Specifically, what happens if a victim files a personal injury action but dies before final adjudication of the claim? If the victim dies before the claim is adjudicated, his or her injury cause of action generally “survives” to the estate and may be prosecuted by a duly appointed executor or administrator for the estate. If there is no executor or administrator, the action may be prosecuted directly by the victim’s “successor in interest,” meaning the beneficiary of the victim’s estate or other person who succeeds to the cause of action. (C.C.P. §§ 377.11, 377.30; see Adams v. Super.Ct. (Centinella Freeman Regional Med. Ctr.) (2011) 196 Cal.App.4th 71, 78-79.)
The “survival” statute applies to any cause of action the decedent had at the time of his death, including contract claims, property damage claims, and claims against the decedent’s liability insurer for breach of the implied covenant of good faith and fair dealing. (C.C.P. § 377.20(a).) The survival claims are subject to the applicable statute of limitations period. (Id.) For example, the decedent’s injury or wrongful death claims which survive to the estate are normally governed by the C.C.P. § 335.1 two-year limitations period. However, if the plaintiff dies before expiration of the applicable limitations period, the statute of limitations starts running on the date the claim actually arose to the decedent or six months after the person’s death. (C.C.P. § 366.1.)
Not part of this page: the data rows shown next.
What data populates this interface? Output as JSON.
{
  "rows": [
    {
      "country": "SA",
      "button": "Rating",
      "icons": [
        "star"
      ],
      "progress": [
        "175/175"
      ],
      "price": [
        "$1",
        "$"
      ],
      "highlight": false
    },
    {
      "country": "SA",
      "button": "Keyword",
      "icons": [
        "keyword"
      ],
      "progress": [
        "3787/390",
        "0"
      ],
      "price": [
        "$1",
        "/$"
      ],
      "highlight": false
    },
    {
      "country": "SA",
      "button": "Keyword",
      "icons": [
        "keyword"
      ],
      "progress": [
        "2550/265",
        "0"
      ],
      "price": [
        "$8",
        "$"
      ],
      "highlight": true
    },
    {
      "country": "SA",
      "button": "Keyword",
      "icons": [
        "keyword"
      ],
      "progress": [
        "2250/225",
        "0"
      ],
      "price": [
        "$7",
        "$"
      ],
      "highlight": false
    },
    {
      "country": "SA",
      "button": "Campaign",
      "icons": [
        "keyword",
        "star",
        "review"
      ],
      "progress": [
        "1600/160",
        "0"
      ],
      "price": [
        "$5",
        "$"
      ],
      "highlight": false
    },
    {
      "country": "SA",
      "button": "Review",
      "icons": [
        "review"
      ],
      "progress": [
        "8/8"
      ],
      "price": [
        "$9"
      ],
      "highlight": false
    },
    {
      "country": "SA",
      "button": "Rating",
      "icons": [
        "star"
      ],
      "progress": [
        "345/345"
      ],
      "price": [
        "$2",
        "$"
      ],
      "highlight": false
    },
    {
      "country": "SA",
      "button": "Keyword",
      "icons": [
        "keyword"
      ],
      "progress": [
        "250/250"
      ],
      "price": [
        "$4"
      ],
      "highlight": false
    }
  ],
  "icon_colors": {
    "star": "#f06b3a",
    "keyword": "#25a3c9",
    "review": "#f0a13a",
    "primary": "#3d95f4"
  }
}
A “survival” claim brought by the estate does not have the same value if the decedent had lived. All decedent’s pecuniary damages incurred prior to death, including medical expenses, lost earnings, and punitive damages, are recoverable. The estate cannot recover “post-death” damages. However, the estate is not entitled to an award for decedent’s pain or suffering. (C.C.P. § 377.34; see County of Los Angeles v. Super.Ct. (Schonert) (1999) 21 Cal.4th 292, 295-296.) Similarly, the estate cannot recover emotional distress damages. This precludes the decedent’s estate from bringing an action for negligent or intentional infliction of emotional distress. (Berkley v. Dowds (2007) 152 Cal.App.4th 518, 530.)
ABOUT THE AUTHOR: Kelly Denham graduated from Loyola Law School in 2012. Ms. Denham’s primary focus at Tyson & Mendes is construction defect litigation. Contact Kelly at 858.263.4117 or firstname.lastname@example.org.